One of the major battle fields for technology war is the standards process. So far, there are two styles of standardization, the totalitarian and democratic. No matter what the style, two elements must exist to have a success: the moral authority (people trust that the technically best is produced); and commercial authority (that the commercialization of the standards can be enforced). So far most standards processes cannot achieve even one of these. As a consequence, the processes that all set out to reduce the technology wars intensify them.

How many times we come across an RFI or RFP which state that the solution must conform to a large list of open standards. Can those who wrote the RFI/RFP elaborate convincingly that there is a real business need to conform to these standards and they really believe that their need can be met, or it is just part of being good corporate citizen .

Many modern standards processes are flawed in at least two areas (apart from the lack of moral authority and commercial authority). First, we try to standardize things before a full free market competition is well underway and people's creativity and innovation is exhausted; second, we set a goal of plug and play (and we further mislead the users that the plug and play can be achieved free) or full integration. Plug and play can only be achieved when a thing runs out of its commercial value and becomes a true commodity. Whenever someone has the goal of producing the best X, they need to break out of the current paradigm. This often cannot be done in a plug and play manner.

So how to avoid war in the standards world? Are open standards useful? Yes, but as an architect responsible for delivering business solutions, the conformance to open standards should never be used as the criteria for success. To build a solution that minimizes the impact of war is our success criteria. In achieving this goal, we may choose to conform to those open standards that fit the problem.

What do we mean by conform? The purpose of conformance is to make sure that the components of solutions can interact. Our experience is that to harmonize the interaction of two components is more important than to conform to a standard. To achieve harmonization, we use the terms called maximum specification and minimum specification.

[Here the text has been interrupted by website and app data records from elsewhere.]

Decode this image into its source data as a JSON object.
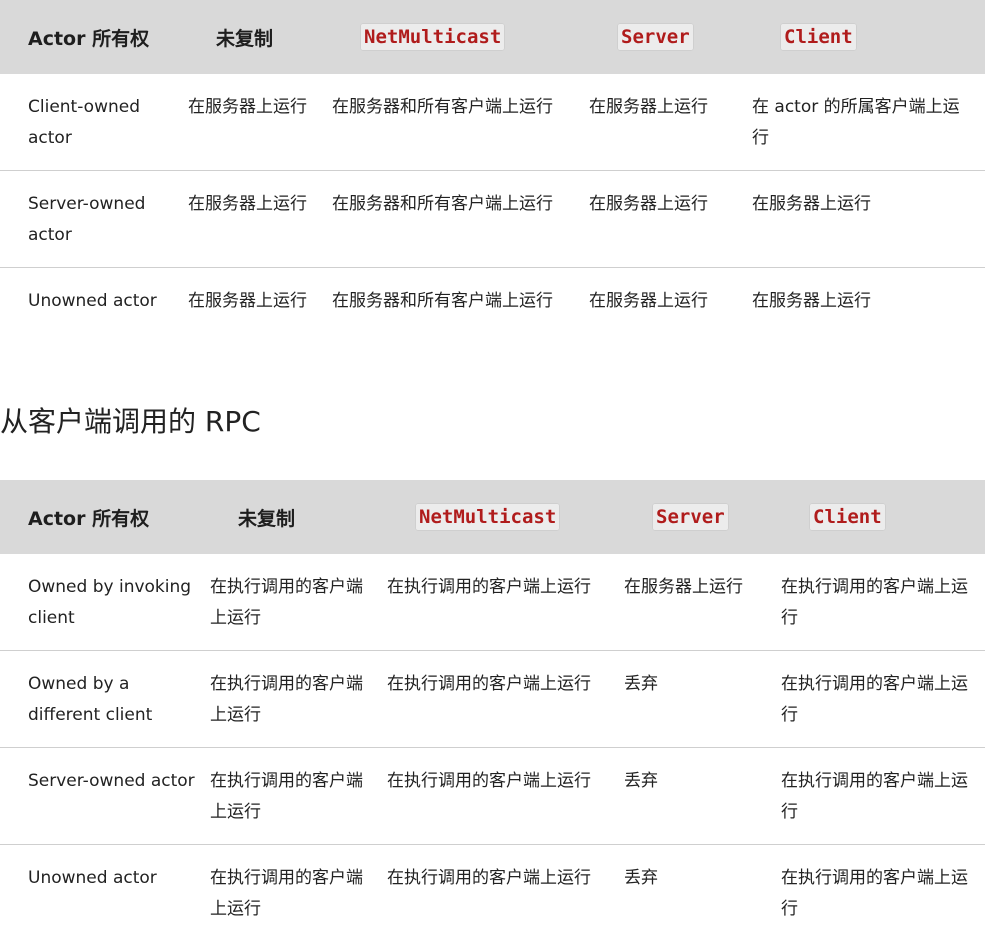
{
  "server_table": {
    "headers": [
      "Actor 所有权",
      "未复制",
      "NetMulticast",
      "Server",
      "Client"
    ],
    "rows": [
      {
        "owner": "Client-owned actor",
        "cells": [
          "在服务器上运行",
          "在服务器和所有客户端上运行",
          "在服务器上运行",
          "在 actor 的所属客户端上运行"
        ]
      },
      {
        "owner": "Server-owned actor",
        "cells": [
          "在服务器上运行",
          "在服务器和所有客户端上运行",
          "在服务器上运行",
          "在服务器上运行"
        ]
      },
      {
        "owner": "Unowned actor",
        "cells": [
          "在服务器上运行",
          "在服务器和所有客户端上运行",
          "在服务器上运行",
          "在服务器上运行"
        ]
      }
    ]
  },
  "section_heading": "从客户端调用的 RPC",
  "client_table": {
    "headers": [
      "Actor 所有权",
      "未复制",
      "NetMulticast",
      "Server",
      "Client"
    ],
    "rows": [
      {
        "owner": "Owned by invoking client",
        "cells": [
          "在执行调用的客户端上运行",
          "在执行调用的客户端上运行",
          "在服务器上运行",
          "在执行调用的客户端上运行"
        ]
      },
      {
        "owner": "Owned by a different client",
        "cells": [
          "在执行调用的客户端上运行",
          "在执行调用的客户端上运行",
          "丢弃",
          "在执行调用的客户端上运行"
        ]
      },
      {
        "owner": "Server-owned actor",
        "cells": [
          "在执行调用的客户端上运行",
          "在执行调用的客户端上运行",
          "丢弃",
          "在执行调用的客户端上运行"
        ]
      },
      {
        "owner": "Unowned actor",
        "cells": [
          "在执行调用的客户端上运行",
          "在执行调用的客户端上运行",
          "丢弃",
          "在执行调用的客户端上运行"
        ]
      }
    ]
  },
  "colors": {
    "header_bg": "#d9d9d9",
    "code_text": "#b01c1c",
    "code_bg": "#ececec",
    "divider": "#cfcfcf"
  }
}
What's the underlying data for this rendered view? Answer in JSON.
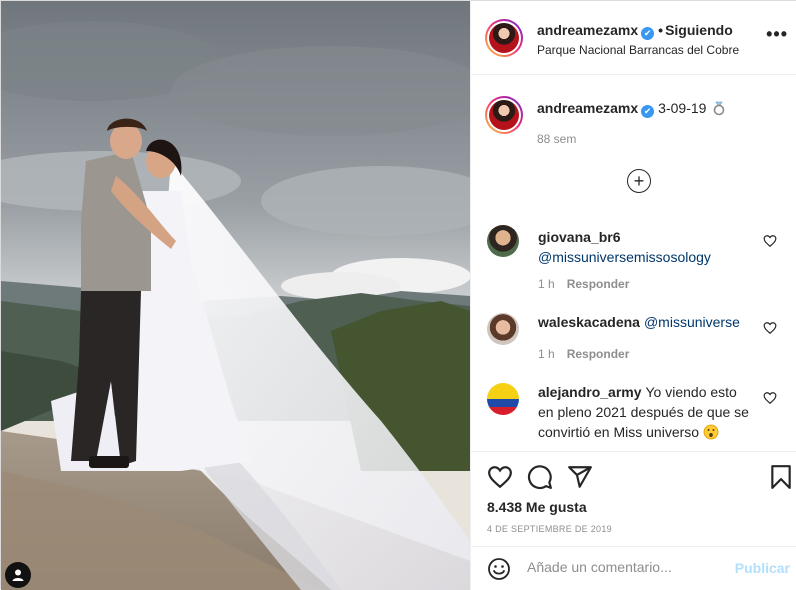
{
  "header": {
    "username": "andreamezamx",
    "verified_mark": "✔",
    "separator": "•",
    "follow_status": "Siguiendo",
    "location": "Parque Nacional Barrancas del Cobre",
    "more_label": "•••"
  },
  "caption": {
    "username": "andreamezamx",
    "verified_mark": "✔",
    "text": "3-09-19",
    "emoji": "ring-icon",
    "time": "88 sem"
  },
  "load_more_label": "+",
  "comments": [
    {
      "username": "giovana_br6",
      "text": "",
      "mention": "@missuniversemissosology",
      "time": "1 h",
      "reply_label": "Responder"
    },
    {
      "username": "waleskacadena",
      "text": "",
      "mention": "@missuniverse",
      "time": "1 h",
      "reply_label": "Responder"
    },
    {
      "username": "alejandro_army",
      "text": "Yo viendo esto en pleno 2021 después de que se convirtió en Miss universo",
      "mention": "",
      "emoji": "astonished-face-icon",
      "time": "",
      "reply_label": ""
    }
  ],
  "likes": "8.438 Me gusta",
  "date": "4 DE SEPTIEMBRE DE 2019",
  "comment_box": {
    "placeholder": "Añade un comentario...",
    "publish_label": "Publicar"
  },
  "colors": {
    "verified": "#3897f0",
    "mention": "#00376b",
    "publish_disabled": "#b2dffc",
    "muted": "#8e8e8e"
  }
}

When we build a component, we should always consider that we are building a specialization of a much large solution. One way to achieve this is to fully specify its interface and behavior. When others use our component they must understand exactly our design intent and the performance of our component--that is, that is, we always anticipate that someone will generalize our component for other purposes. Without this specification they will redevelop the component.

When we integrate with another component, we must treat the component we are going to integrate with as a generic component. An example is the interaction of buying a car; a car producer will always provide a full specification of the car (all the way down to the size of the bolts), while a consumer always provides a minimum specification when buying a car (such as color and number of seats).

This is particularly important when we integrate with a component designed with an older paradigm. The minimum specification makes sure that we don't try to implement that old paradigm using the new language. Instead, we must integrate the component by generalizing its behavior using the new paradigm.

To sum up, a responsible software developer should always try to avoid the technology war. The best way to do this is to manage the development lifecycle within a much larger environment, and to always anticipate the change of the technology and products.

An irresponsible software developer always try to pick winning horses, in most cases, before the race has started.

Let technologists fight the war, we need these wars so that their innovation and creativity energy will be fully displayed. This leads to better technology and products. But those build solutions don't care if the technology and products of today are gone tomorrow!